ALBUM REVIEW: Form – Defiance + Entropy


ALBUM REVIEW: Form - Defiance + Entropy

Defiance + Entropy the debut album, from synth trio Mark Bebb, Keith Trigwell and Rob Dust emerges from the ever-evolving but never-ending electronic stronghold of  “Electronica” to provide us with a serious but yet uplifting body of work that one could be forgiven into thinking that this wasn’t a débutantes album but an elder statesman in the genre’s work.

None of the multinational personnel are newbies to the music scene though, with the Welsh native Bebb being the front man (Lyricist/co-writing) of pop band Shelter who released 2014’s sprightly, iPop featuring Erasures Andy Bell, and are preparing for a support slot with 80’s icons ‘The Human League’ throughout their European Tour, England’s Keith Trigwell (co-writing, Synths) who is well know throughout fan circles as one of the main protagonists in the mega-successful Depeche Mode tribute band “Speak and Spell” and German production specialist Rob Dust (Synths/Production) known for his intricate remix prowess.

Defiance + Entropy is 18 months of intense work which was finished and produced by Pete Maher (U2, Noel Gallagher and Rolling Stones fame). Initiating the project is Prelude 47 an instrumental, with its atmospheric tinklings, and dark bass that sinisterly draws like something from the original Terminator Score with its grumbling forward momentum before slowing to a gradual halt in advance of the aggressive Override that takes over with its high pitched vocals and strong electronics showcasing the power of this album at a very early stage. Poison the first single released from Defiance + Entropy on October 12th  with its ‘Todd Terry (Royal House) – Can you Party’ sirened intro,  is a bit of a stomper not unlike “Meshs” “Born To Lie”. The production is crisp throughout this track and complements the Vocoded vocals. Surrender features soft introductory keys with melancholic echoing beats. A dark track in minor keys featuring simple complimentary electronics Hiatus emerges like a Depeche Mode Violator-esque interlude in all its instrumental glory before the sinister-sounding Enough enters the fray with its “Flock of Seagulls “ sounding vocal complete with warped synths.

Stranded follows and is immediately identified as a standout track with what can only be described as fantastic production, with epic strings, deep beats and an extremely intense sound. If comparisons had to be drawn this sounds like an IAMX vocal and Bebb pulls the Chris Corner sound out of the bag wonderfully as this really is the highlight vocally and the production is sublime. Sugar is up next with its fast-paced 80’s sound followed by Parenthis which bridges the lyrical gap with its brooding piano intro, eerie synth pads and deep electro bass. Next up is the mid-paced Lies with its patterned electronics featuring a sinister downward chord twist to the general run of the track but nevertheless staying emotive and brilliantly showcasing Bebb’s vocal versatility.

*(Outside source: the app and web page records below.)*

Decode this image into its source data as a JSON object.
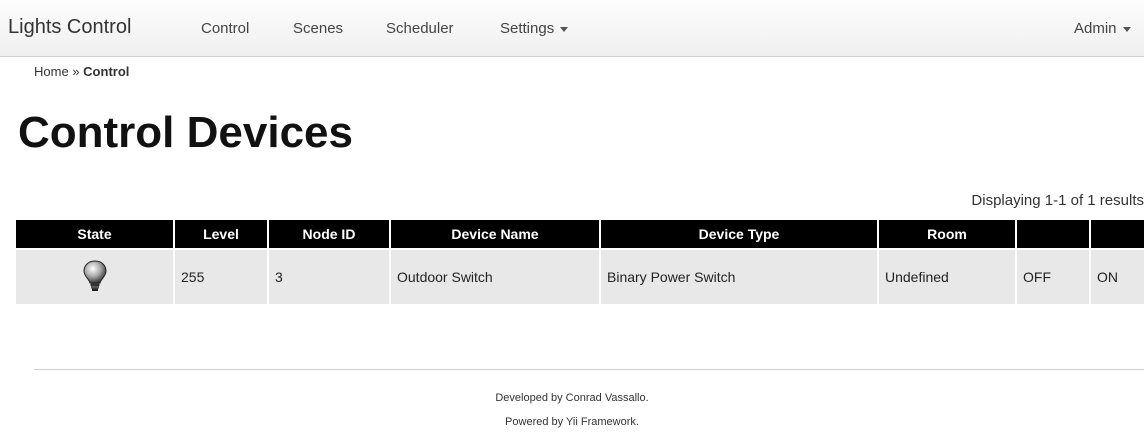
{
  "navbar": {
    "brand": "Lights Control",
    "items": [
      {
        "label": "Control"
      },
      {
        "label": "Scenes"
      },
      {
        "label": "Scheduler"
      },
      {
        "label": "Settings"
      }
    ],
    "user": "Admin"
  },
  "breadcrumb": {
    "home": "Home",
    "separator": "»",
    "current": "Control"
  },
  "page": {
    "title": "Control Devices",
    "summary": "Displaying 1-1 of 1 results"
  },
  "table": {
    "columns": [
      "State",
      "Level",
      "Node ID",
      "Device Name",
      "Device Type",
      "Room",
      "",
      ""
    ],
    "rows": [
      {
        "state_icon": "lightbulb-icon",
        "level": "255",
        "node_id": "3",
        "device_name": "Outdoor Switch",
        "device_type": "Binary Power Switch",
        "room": "Undefined",
        "off_label": "OFF",
        "on_label": "ON"
      }
    ]
  },
  "footer": {
    "line1": "Developed by Conrad Vassallo.",
    "line2": "Powered by Yii Framework."
  }
}
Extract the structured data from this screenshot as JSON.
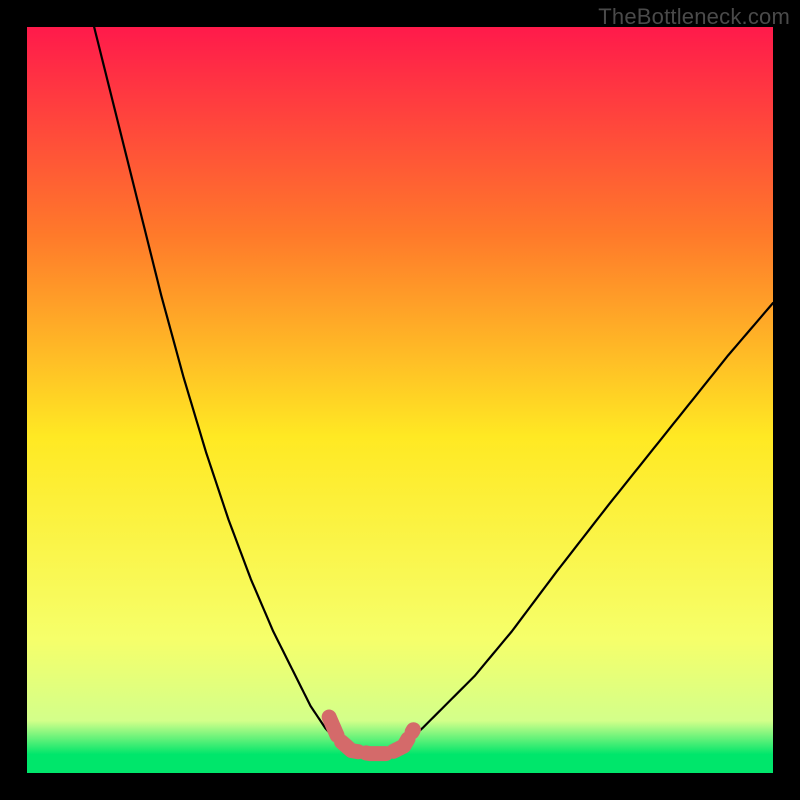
{
  "watermark": "TheBottleneck.com",
  "colors": {
    "gradient_top": "#ff1a4b",
    "gradient_mid_upper": "#ff7a2a",
    "gradient_mid": "#ffe923",
    "gradient_lower": "#f6ff6a",
    "gradient_green": "#00e66b",
    "curve_stroke": "#000000",
    "trough_marker": "#d46a6a",
    "frame": "#000000"
  },
  "chart_data": {
    "type": "line",
    "title": "",
    "xlabel": "",
    "ylabel": "",
    "xlim": [
      0,
      100
    ],
    "ylim": [
      0,
      100
    ],
    "series": [
      {
        "name": "left-curve",
        "x": [
          9,
          12,
          15,
          18,
          21,
          24,
          27,
          30,
          33,
          36,
          38,
          40,
          41.8
        ],
        "y": [
          100,
          88,
          76,
          64,
          53,
          43,
          34,
          26,
          19,
          13,
          9,
          6,
          4
        ]
      },
      {
        "name": "right-curve",
        "x": [
          50.8,
          53,
          56,
          60,
          65,
          71,
          78,
          86,
          94,
          100
        ],
        "y": [
          4,
          6,
          9,
          13,
          19,
          27,
          36,
          46,
          56,
          63
        ]
      }
    ],
    "trough_marker": {
      "points_xy": [
        [
          40.5,
          7.5
        ],
        [
          41.8,
          4.5
        ],
        [
          43.5,
          3.0
        ],
        [
          46.0,
          2.6
        ],
        [
          48.5,
          2.6
        ],
        [
          50.5,
          3.6
        ],
        [
          51.8,
          5.8
        ]
      ],
      "stroke_width_px": 15
    },
    "background_gradient_stops": [
      {
        "offset": 0.0,
        "color": "#ff1a4b"
      },
      {
        "offset": 0.28,
        "color": "#ff7a2a"
      },
      {
        "offset": 0.55,
        "color": "#ffe923"
      },
      {
        "offset": 0.82,
        "color": "#f6ff6a"
      },
      {
        "offset": 0.93,
        "color": "#d3ff8a"
      },
      {
        "offset": 0.975,
        "color": "#00e66b"
      },
      {
        "offset": 1.0,
        "color": "#00e66b"
      }
    ]
  }
}
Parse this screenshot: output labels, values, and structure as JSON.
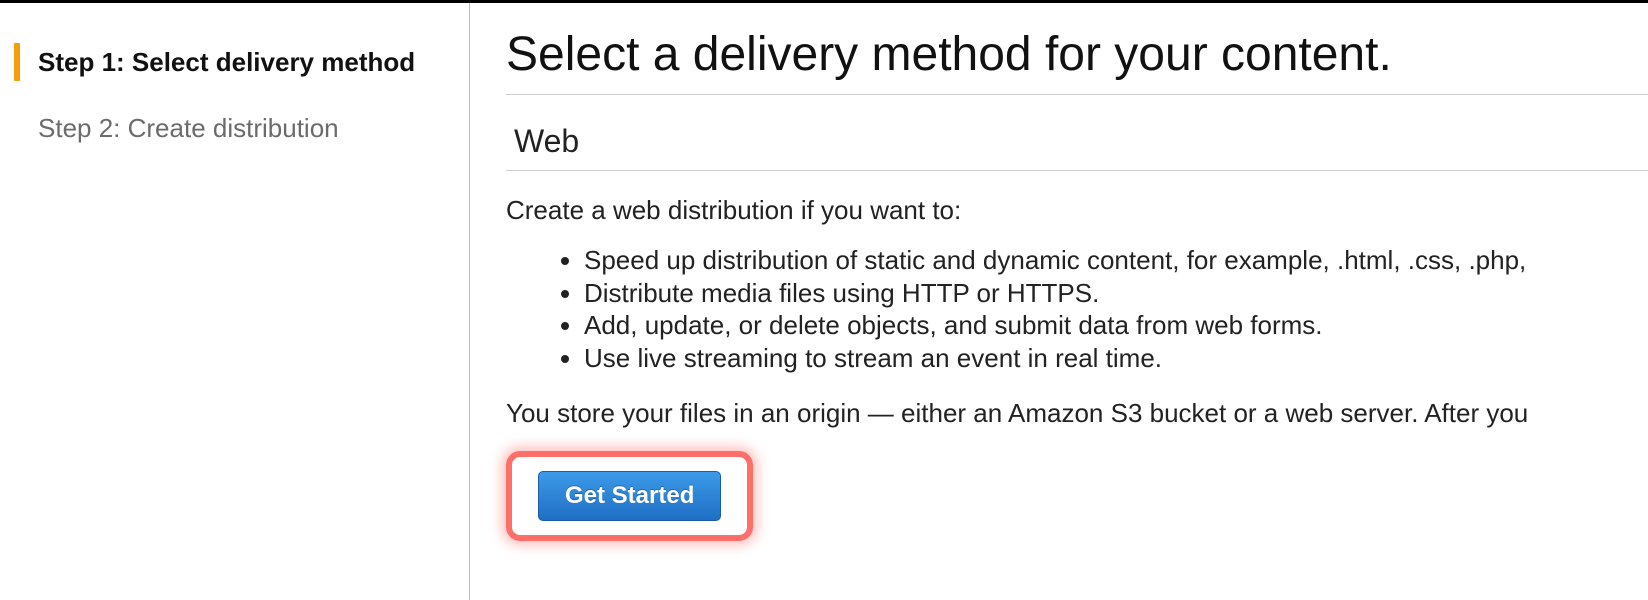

Fire sounds a tad Will Gregory (Goldfrapp) and its follow-on track Everlasting commences within the pop genre, nice simple vocals although nothing overly groundbreaking, albeit a really catchy composition. Another sombre Industrial Synthed punchy beaten instrumental ensues in the form of Pariah in the lead up to the brilliant Addict which is upbeat electropop featuring heartfelt vocals, energy in abundance and retro synths. Infinity the penultimate track is slow to mid-tempo affair featuring ambient sounds, cascading synths and Bebb at his emotional best.  Synapse draws a curtain to Defiance + Entropy with the industrial electronics and repetitive words akin to ‘In My Room’ by Yazoo minus The Lords Prayer.

Comparisons can and will be drawn from bands such as Depeche Mode, Erasure, Mesh, IAMX  and most of the other Electronic bands around at the moment but that doesn’t take away the fact that FORM can play many a hand in the field of electronic music, Industrial, Pop and straightforward electro dirge which most bands don’t seem to want to encompass due to cross-genre contamination. Mixed with Mark Bebbs versatility on the lyrical platform , not by range but by style, Trigwell and Dust’s navigation of synthetic hardware , melody structure and production necromancy, FORM have the capability to really push the electronic style back towards the mainstream with traditional talent, equipment proficiency and general showing of good old hard work.



Be the first to comment

Leave a Reply

Your email address will not be published.